● **Assignment**:
The lines to copy from the listing below are those that contain the string "Received".

(Available data)

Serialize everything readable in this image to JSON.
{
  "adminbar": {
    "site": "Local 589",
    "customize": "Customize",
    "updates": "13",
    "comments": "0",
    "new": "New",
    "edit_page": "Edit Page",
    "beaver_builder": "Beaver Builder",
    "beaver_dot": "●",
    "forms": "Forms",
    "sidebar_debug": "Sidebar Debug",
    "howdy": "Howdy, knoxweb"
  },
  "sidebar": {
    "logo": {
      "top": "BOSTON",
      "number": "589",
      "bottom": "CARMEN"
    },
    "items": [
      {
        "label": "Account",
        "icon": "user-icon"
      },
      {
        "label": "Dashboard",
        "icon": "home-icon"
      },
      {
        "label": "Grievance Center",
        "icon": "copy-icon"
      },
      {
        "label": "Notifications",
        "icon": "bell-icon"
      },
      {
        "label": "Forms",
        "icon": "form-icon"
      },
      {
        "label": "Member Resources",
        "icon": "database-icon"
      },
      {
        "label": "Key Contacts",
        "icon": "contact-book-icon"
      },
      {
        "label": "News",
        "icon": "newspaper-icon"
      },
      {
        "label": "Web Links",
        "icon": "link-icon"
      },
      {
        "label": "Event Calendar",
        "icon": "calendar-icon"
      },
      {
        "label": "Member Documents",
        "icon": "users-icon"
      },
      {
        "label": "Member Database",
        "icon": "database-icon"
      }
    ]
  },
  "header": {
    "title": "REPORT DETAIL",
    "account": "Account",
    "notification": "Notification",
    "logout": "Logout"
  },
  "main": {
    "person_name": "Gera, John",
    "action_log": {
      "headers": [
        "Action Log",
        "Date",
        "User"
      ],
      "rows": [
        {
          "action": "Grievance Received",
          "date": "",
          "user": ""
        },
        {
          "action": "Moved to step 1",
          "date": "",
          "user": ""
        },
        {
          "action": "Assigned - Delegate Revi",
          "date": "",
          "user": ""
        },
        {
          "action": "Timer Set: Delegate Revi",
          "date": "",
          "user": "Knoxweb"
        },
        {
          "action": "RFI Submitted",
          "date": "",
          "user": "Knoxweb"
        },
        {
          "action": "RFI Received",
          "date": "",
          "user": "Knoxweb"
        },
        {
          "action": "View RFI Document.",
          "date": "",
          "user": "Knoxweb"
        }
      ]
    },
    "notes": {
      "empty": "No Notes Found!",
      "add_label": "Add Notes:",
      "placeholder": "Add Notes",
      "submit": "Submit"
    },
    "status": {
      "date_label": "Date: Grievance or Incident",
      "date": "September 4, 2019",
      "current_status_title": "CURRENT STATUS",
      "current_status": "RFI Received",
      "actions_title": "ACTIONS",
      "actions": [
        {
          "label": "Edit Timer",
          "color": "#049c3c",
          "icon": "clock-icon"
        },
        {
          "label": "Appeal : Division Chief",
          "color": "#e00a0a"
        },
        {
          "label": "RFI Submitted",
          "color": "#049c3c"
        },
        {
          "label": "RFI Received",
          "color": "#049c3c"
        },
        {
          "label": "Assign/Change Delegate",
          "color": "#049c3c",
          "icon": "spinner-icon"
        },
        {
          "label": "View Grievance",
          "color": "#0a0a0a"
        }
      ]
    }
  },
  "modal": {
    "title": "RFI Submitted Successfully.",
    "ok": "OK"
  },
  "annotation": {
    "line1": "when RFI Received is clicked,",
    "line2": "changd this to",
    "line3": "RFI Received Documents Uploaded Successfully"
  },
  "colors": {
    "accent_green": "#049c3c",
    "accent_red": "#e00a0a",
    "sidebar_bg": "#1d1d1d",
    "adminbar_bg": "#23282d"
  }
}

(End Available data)

● **Exercise solution**:
          "action": "Grievance Received",
          "action": "RFI Received",
      "current_status": "RFI Received",
          "label": "RFI Received",
    "line1": "when RFI Received is clicked,",
    "line3": "RFI Received Documents Uploaded Successfully"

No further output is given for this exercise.